For example, one study showed 73-80.6% reduction in glutathione content of human breast milk after merely 2 hours of being frozen (80.6%), refrigerated (79.1%) or kept at room temperature (73%) for later use as food for infants. This is a significant drop compared to fresh un-stored breast milk, considering the fact that breast milk is the only source of glutathione for newborns and babies as they do not yet produce much on their own (Human breast milk storage and the glutathione content. Ankrah NA et al. J Trop Pediatr. 2000 Apr;46(2):111-3).
Table of some of the raw (uncooked) glutathione foods:
Select Glutathione Foods, mg per 100g (3.5 oz.)
|Asparagus-highest glutathione of any food||28.3|
|Red bell pepper||5.5|
|Green bell pepper||3.4|
Sources: Glutathione in foods listed in the National Cancer Institute’s Health Habits and History Food Frequency Questionnaire. Jones DP Nutr Cancer. 1992;17(1):57-75.; Alan Pressman “Glutathione. The Ultimate Antioxidant”; Leo Nollet “Handbook of Analysis of Active Compounds in Functional Foods”, pp.73-74; Lester Packer “Handbook of Antioxidants”, pp. 551-552
Foods That Stimulate Glutathione Production
Certain chemicals (found in foods and spices are known to contribute to glutathione production in the body, assist in recycling oxidized glutathione back to its reduced (non-oxidized) form, and also boost the synthesis and the activity of important glutathione enzymes – glutathione peroxidase (GPx) and glutathione S-transferase (GST).
Food Sources of Glutathione Precursors Include the Following:

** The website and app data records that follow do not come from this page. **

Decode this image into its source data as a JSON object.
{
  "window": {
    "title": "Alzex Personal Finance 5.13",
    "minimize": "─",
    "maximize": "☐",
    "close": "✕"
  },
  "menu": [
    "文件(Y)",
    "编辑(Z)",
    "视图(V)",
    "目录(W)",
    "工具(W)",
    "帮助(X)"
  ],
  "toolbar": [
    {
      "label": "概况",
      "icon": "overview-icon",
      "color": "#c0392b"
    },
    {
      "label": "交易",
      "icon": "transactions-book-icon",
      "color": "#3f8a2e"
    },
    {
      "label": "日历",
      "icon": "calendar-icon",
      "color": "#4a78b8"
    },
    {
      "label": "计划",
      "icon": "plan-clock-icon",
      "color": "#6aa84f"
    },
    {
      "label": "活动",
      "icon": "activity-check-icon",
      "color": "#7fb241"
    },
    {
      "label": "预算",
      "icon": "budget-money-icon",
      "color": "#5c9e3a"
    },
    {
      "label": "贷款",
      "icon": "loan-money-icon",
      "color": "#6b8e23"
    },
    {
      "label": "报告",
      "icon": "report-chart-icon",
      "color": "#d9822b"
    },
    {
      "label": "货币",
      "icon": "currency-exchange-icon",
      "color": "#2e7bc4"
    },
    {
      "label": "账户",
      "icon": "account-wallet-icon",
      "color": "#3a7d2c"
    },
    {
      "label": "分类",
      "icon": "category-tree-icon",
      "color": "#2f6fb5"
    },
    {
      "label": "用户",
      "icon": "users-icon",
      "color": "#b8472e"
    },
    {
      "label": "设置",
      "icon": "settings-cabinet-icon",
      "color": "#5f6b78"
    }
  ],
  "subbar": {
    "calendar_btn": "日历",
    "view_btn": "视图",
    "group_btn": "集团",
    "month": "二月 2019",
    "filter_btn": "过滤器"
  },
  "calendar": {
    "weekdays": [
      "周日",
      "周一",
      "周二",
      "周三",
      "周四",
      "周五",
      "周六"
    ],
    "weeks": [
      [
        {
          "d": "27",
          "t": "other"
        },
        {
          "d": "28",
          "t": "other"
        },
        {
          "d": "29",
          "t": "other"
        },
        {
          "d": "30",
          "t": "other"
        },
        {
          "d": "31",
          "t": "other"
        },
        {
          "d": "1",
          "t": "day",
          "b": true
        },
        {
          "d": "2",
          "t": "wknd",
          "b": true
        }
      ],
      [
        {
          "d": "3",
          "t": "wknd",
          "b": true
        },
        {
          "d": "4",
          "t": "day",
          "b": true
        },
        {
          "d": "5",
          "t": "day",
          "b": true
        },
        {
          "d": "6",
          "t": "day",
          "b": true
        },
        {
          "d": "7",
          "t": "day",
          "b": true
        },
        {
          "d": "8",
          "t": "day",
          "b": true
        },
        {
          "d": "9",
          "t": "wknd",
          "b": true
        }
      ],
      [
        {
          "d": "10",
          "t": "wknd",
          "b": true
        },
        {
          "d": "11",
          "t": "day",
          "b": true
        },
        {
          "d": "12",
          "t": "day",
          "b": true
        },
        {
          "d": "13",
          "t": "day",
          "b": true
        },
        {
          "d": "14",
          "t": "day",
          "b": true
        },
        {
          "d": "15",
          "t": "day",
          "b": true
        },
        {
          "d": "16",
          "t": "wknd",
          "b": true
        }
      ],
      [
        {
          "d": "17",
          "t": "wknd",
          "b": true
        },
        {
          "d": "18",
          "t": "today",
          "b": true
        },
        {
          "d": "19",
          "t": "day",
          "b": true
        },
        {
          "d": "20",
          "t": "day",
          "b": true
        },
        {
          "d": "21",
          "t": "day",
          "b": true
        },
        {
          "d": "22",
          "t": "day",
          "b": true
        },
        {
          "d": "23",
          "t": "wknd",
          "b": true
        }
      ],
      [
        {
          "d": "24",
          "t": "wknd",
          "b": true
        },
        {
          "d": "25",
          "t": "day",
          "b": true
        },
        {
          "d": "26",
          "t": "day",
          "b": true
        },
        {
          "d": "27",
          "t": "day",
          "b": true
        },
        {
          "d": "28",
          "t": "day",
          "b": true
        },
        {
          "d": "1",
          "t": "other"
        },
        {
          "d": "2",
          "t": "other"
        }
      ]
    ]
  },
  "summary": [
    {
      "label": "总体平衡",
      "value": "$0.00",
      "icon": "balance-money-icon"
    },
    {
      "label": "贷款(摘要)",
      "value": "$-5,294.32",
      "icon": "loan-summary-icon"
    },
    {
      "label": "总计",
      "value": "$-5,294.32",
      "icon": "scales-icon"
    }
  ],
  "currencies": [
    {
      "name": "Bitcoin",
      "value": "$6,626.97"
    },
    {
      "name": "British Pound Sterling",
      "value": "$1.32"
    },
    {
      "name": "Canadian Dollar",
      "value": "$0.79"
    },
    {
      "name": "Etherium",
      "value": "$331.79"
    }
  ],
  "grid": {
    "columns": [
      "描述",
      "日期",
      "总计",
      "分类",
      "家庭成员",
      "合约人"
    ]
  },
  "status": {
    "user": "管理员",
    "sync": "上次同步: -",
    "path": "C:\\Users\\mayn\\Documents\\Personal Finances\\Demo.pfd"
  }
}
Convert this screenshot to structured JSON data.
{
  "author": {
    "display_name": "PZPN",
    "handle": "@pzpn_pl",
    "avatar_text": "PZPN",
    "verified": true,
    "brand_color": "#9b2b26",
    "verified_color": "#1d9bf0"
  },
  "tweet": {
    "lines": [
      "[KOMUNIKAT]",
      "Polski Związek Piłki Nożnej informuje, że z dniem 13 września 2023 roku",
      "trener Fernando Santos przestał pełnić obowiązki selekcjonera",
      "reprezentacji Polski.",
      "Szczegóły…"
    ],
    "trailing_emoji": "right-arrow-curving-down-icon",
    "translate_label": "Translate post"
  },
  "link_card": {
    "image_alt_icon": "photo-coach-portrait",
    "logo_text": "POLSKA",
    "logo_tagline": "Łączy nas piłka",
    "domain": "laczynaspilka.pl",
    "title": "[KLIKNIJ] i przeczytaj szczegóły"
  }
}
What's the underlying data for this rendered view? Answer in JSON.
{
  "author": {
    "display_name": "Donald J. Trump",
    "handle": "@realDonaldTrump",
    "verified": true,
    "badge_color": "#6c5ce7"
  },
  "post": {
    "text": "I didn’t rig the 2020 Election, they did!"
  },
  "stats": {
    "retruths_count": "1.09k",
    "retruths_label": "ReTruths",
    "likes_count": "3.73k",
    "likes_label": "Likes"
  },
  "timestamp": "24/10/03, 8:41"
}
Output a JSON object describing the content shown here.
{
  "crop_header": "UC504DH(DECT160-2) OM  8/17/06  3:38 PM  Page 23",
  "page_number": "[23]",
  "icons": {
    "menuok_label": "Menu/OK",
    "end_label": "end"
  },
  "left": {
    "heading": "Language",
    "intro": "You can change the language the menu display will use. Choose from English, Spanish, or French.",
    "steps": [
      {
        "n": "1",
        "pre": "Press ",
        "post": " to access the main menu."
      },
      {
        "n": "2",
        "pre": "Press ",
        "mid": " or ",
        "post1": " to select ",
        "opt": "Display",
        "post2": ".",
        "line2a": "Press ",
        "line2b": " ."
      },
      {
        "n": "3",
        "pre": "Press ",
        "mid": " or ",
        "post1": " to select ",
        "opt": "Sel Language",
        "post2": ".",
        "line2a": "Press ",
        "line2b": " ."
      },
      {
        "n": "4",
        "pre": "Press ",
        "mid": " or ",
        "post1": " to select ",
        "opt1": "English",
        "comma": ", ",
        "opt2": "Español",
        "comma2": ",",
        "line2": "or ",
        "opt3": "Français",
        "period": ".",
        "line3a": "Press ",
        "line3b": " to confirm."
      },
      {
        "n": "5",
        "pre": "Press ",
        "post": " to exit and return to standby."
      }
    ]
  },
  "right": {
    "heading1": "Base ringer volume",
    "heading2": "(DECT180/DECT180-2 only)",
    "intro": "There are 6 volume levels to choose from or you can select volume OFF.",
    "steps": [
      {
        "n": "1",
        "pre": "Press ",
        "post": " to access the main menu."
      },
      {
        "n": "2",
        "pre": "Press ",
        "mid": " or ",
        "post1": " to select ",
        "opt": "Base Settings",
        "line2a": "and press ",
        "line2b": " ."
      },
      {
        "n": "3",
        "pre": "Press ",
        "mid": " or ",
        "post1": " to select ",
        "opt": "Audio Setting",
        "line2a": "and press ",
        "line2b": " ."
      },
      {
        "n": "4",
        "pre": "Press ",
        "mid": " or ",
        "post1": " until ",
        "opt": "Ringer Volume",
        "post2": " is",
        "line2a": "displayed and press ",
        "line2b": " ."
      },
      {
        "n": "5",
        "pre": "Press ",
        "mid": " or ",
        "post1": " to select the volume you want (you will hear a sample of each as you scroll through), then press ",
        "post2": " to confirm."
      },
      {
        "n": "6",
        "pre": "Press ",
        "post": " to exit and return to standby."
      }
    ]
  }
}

- Milk thistle helps to prevent glutathione depletion in the liver. It is also a natural liver detoxifier and liver protectant.
- Asparagus is the highest plant-based source of glutathione.
- Okra is also naturally high and assists in the elimination of the mucoid plaque in the small intestines.
- Rice bran, high in Alpha Lipoic Acid (ALA) promotes the synthesis of glutathione in the body.
- Several spices found in Indian curry including turmeric, cinnamon, cardamom, black seeds (black cumin), and curcumin contain glutathione.
- The sulfur containing vegetables (kale, broccoli, brussels sprouts, cabbage, onions, garlic, cauliflower, bok choy, watercress, mustard, horseradish, turnips, rutabagas, kohlrabi) assist in the making of glutathione in the body (glutathione is a sulfur containing molecule).
- Pink Sulfur Salt(Black Salt)
- Grape seed extract
- Ripe seeds of the green bean
- Red beets
- Aloe Vera
- Peaches, and watermelon
- Goat whey protein powder (Raw)
- Pycnogenol from pine bark.
- Brazil nuts – the highest natural source of selenium. Selenium is a co-factor for the enzyme glutathione peroxidase. (1-2 Brazil nuts per day – no more).
If you want to get the most glutathione out of raw, uncooked foods be sure your gut is healthy. If that means you must take a daily probiotic or even change your diet to eliminate candida, then work on your gut so you can maximize your glutathione potential. This major antioxidant is a primary necessity for your body to maintain vibrant health.